Articles & Alerts

The Transition Away From LIBOR

July 15, 2020

The use of the London Interbank Offered Rate (LIBOR) as a benchmark rate has become ubiquitous over the last several decades. Yet LIBOR will cease to exist beyond 2021 without a single universal rate to replace it. The potential disruption has the financial markets worried and implications will be vast. Is your company prepared for this transition? Inaction is not an option.

Why isn’t LIBOR here to stay?

It became apparent after the financial crisis of 2008 that LIBOR was being manipulated by banks to make them look healthier. As a response, in 2014, the Federal Reserve convened the Alternative Reference Rates Committee (ARRC) to plan the transition away from LIBOR. After roundtables, and the meeting of an advisory group of end users across market sectors, the ARRC recommended a new rate, Secured Overnight Financing Rate (SOFR), to replace LIBOR, which the New York Federal Reserve (NY Fed) had proposed in cooperating with the Treasury Department’s Office of Financial Research. SOFR has been published by the NY Fed since April 2018 and is based on the cost of overnight borrowings through repurchase transactions collateralized with U.S. Treasury securities. Great Britain, Japan and others have also formed similar working groups and are working on their own reference rates.

LIBOR is supervised by the U.K. Financial Conduct Authority (FCA). In 2017, the FCA received commitments from banks to continue submitting LIBOR quotes through December 2021, with no assurance that LIBOR would be published beyond 2021. In 2018, the CEO of FCA reiterated that financial markets should treat the discontinuation of LIBOR as an event that will happen. With the likelihood that LIBOR would cease to exist beyond 2021, the challenge to the market is no longer to gradually move away from LIBOR by writing new contracts on alternative rates like SOFR, but to prepare for LIBOR no longer being a reference rate. It is estimated that $200 trillion of existing financial products are tied to LIBOR. Impacted financial instruments include floating-rate notes and mortgages, auto loans, securitizations, consumer loans, derivatives, among many others. Many contracts have not been drafted to deal with the pending LIBOR disappearance, including those with fallbacks to the Prime Rate, which is roughly 3 percent higher than LIBOR.

In February 2020, Fannie Mae and Freddie Mac announced that they will stop accepting LIBOR-indexed adjustable–rate mortgages by the end of 2020 and start accepting SOFR. The International Swaps and Derivatives Association (ISDA) is working on protocols that will incorporate new rates and fallback provisions through amended contracts and recently announced preliminary results of its industry consultation. However, other financial institutions currently do not have a clear path forward. Certain midsized banks have objected to the use of SOFR, touting Ameribor (American Interbank Offered Rate) as an alternative. The Securities and Exchange Commission, having identified the rate reform as a key risk, is acutely focused on the topic, as is the Treasury and the Internal Revenue Service.

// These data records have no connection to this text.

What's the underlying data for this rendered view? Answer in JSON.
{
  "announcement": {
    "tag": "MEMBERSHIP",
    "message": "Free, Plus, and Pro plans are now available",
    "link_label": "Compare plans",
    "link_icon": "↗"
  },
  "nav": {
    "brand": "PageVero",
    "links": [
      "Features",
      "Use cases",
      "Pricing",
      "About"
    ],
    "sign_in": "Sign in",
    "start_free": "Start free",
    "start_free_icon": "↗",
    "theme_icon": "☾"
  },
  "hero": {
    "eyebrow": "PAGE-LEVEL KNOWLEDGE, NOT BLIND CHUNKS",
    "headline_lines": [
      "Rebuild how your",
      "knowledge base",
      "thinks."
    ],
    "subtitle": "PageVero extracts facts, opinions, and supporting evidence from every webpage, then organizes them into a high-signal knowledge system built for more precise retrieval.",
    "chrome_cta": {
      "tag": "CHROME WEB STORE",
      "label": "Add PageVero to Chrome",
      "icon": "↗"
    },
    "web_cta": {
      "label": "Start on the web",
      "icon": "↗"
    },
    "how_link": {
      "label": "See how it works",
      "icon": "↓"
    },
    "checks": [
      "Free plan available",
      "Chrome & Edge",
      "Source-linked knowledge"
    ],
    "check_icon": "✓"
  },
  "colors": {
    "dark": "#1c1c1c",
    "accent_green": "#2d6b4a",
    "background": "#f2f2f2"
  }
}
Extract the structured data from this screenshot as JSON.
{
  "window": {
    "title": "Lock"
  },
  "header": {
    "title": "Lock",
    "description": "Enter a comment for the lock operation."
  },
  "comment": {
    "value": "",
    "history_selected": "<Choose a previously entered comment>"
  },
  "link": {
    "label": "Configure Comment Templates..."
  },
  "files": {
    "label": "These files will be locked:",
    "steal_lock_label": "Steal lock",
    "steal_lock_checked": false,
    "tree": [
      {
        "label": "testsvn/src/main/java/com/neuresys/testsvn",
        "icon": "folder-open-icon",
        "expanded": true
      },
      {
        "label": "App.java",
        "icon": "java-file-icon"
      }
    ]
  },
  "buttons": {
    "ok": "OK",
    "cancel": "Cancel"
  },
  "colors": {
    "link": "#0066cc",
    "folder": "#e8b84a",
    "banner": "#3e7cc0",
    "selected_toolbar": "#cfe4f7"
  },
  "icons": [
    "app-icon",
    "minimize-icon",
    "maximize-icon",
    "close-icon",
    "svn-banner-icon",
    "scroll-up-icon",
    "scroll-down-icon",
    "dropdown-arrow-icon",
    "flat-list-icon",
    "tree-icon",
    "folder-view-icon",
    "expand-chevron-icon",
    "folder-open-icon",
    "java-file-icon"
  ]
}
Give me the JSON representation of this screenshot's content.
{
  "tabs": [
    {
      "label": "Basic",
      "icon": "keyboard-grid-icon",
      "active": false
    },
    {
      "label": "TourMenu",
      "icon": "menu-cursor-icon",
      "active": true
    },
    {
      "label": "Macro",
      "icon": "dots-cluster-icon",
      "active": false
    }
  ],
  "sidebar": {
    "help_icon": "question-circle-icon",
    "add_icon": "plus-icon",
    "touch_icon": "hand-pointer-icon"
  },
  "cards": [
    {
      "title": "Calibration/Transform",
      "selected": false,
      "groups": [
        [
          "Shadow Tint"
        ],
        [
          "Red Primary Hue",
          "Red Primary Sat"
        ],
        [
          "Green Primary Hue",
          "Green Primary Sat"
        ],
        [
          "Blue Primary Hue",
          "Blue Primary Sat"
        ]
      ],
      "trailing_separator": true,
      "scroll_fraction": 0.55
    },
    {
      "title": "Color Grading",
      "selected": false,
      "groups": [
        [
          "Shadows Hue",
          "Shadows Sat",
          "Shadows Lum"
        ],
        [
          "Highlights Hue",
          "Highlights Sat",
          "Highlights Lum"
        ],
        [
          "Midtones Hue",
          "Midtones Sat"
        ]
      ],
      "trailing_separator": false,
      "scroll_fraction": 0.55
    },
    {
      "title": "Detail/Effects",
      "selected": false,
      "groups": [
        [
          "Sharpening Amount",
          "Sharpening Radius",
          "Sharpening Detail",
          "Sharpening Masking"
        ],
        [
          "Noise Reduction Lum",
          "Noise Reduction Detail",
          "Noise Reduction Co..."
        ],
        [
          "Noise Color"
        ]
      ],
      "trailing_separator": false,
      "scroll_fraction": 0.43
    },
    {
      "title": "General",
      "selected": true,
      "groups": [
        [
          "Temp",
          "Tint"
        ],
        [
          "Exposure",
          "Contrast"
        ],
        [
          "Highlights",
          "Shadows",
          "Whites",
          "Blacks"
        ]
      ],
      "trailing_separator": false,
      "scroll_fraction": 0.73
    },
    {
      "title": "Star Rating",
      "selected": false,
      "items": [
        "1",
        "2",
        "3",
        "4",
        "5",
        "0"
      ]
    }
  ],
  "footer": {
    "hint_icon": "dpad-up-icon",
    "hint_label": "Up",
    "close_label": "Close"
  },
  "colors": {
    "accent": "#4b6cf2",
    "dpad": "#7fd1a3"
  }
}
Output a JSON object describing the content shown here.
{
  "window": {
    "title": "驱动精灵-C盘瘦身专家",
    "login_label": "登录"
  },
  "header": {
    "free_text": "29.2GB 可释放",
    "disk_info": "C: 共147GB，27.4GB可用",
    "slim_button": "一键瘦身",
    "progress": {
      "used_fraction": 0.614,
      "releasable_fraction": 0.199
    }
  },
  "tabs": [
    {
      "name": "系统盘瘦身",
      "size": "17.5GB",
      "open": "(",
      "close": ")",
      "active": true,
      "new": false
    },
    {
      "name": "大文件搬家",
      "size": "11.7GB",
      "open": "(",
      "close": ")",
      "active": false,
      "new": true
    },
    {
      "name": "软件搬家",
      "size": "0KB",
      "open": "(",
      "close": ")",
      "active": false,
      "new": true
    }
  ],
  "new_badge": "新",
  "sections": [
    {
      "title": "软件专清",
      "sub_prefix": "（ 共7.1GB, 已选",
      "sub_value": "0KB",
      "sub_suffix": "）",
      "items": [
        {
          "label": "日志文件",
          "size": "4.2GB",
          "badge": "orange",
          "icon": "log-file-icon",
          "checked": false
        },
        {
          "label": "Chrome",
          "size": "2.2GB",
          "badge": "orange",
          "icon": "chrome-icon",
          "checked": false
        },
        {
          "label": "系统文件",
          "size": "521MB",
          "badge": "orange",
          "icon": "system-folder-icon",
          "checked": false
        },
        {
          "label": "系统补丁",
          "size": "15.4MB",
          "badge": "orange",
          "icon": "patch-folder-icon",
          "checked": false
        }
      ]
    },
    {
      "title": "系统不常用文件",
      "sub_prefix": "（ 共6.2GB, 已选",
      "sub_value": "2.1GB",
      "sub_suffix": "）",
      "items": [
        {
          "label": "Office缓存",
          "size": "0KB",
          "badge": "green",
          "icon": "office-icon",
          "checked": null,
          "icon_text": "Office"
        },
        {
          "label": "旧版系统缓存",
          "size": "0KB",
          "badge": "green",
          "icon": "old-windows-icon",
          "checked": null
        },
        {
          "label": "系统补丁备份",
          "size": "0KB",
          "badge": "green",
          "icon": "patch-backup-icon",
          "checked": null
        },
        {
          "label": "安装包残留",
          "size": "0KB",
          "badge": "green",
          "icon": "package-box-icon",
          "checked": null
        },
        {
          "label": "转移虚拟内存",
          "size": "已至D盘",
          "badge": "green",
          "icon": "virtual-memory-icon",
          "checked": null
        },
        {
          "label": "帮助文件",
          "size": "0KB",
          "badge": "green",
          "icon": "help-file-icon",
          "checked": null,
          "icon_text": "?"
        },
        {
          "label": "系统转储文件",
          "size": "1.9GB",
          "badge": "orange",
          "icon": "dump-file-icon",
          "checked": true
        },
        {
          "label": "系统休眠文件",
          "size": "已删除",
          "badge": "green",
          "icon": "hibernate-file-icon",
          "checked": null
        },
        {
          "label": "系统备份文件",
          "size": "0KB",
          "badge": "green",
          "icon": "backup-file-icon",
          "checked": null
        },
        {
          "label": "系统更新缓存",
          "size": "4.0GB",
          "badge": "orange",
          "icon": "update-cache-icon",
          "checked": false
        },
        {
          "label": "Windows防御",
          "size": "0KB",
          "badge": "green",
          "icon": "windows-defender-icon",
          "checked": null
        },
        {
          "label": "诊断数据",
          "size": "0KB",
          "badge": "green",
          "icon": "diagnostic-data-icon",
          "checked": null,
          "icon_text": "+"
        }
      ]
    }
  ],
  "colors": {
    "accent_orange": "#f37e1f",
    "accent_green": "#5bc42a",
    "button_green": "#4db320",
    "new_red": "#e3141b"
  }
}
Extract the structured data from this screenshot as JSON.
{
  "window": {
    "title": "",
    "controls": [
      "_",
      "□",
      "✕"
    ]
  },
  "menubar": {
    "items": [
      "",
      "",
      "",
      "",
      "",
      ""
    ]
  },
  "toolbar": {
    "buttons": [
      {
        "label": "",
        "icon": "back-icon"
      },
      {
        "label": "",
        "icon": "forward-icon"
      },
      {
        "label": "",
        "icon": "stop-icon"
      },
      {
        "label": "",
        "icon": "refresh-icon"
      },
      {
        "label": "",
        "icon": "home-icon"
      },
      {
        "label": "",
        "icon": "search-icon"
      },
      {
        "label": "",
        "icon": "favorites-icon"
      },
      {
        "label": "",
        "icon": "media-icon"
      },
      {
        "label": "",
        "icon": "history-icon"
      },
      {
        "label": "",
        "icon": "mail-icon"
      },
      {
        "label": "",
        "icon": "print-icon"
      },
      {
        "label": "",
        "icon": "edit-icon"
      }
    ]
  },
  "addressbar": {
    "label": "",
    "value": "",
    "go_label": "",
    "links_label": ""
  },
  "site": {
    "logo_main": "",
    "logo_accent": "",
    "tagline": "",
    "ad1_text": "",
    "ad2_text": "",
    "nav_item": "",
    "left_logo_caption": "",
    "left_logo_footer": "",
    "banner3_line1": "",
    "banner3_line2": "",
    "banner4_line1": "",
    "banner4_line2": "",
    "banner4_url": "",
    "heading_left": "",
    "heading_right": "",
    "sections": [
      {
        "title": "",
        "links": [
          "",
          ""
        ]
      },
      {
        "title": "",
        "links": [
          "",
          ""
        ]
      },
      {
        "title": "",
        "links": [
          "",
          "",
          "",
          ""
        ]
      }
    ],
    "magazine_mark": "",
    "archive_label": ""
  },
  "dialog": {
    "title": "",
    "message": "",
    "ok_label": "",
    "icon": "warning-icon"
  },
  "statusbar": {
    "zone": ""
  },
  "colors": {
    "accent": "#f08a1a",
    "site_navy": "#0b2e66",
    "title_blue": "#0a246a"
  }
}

For financial reporting purposes, for loans that are modified prior to December 31, 2022, the change from LIBOR to another base rate will likely not result in a change in accounting treatment of loans or the related derivatives.

Will COVID-19 alter the priorities for the transition of LIBOR?

With market participants’ changing priorities as a result of the COVID-19 pandemic, and dedicating resources to more urgent matters, the transition efforts have been delayed further. Yet, despite the dislocations created by the pandemic, on March 25, 2020, the FCA reinforced the timeline of the transition from LIBOR, while the ARRC published 2020 objectives to support the transition away from LIBOR and the voluntary use of SOFR.

However, certain stimulus loan programs in the United States continue to be indexed to LIBOR.  The Main Street Lending Program acknowledged that implementing systems to issue SOFR-based loans would divert resources from challenges related to the pandemic, encouraging lenders and borrowers to include fallback contract language to be used should LIBOR cease to exist during the term of the loan, but not mandating the use of SOFR.

How to prepare for the transition away from LIBOR and into the voluntary use of SOFR

With less than two years remaining until LIBOR could be unusable, the ARRC outlined best practices and key recommended transition milestones that market participants should aim to achieve.

Real estate companies buying property with debt, refinancing existing loans or negotiating with lenders on debt modifications should stop using LIBOR and start using SOFR or another robust alternative, or include language in the new agreements to address the change from LIBOR to another benchmark rate once LIBOR will cease to exist.

For existing loans or other financial instruments, borrowers at a minimum, should review loan documentation, assess the impact and begin discussions with lenders to work on a path forward.  Borrowers should inform their organization of the transition from LIBOR, assess the accounting and tax impact, and consult with lawyers to craft language to adjust rates so that effective rates stay similar to initial agreements or to include fallback language provisions to address LIBOR becoming unavailable beyond 2021.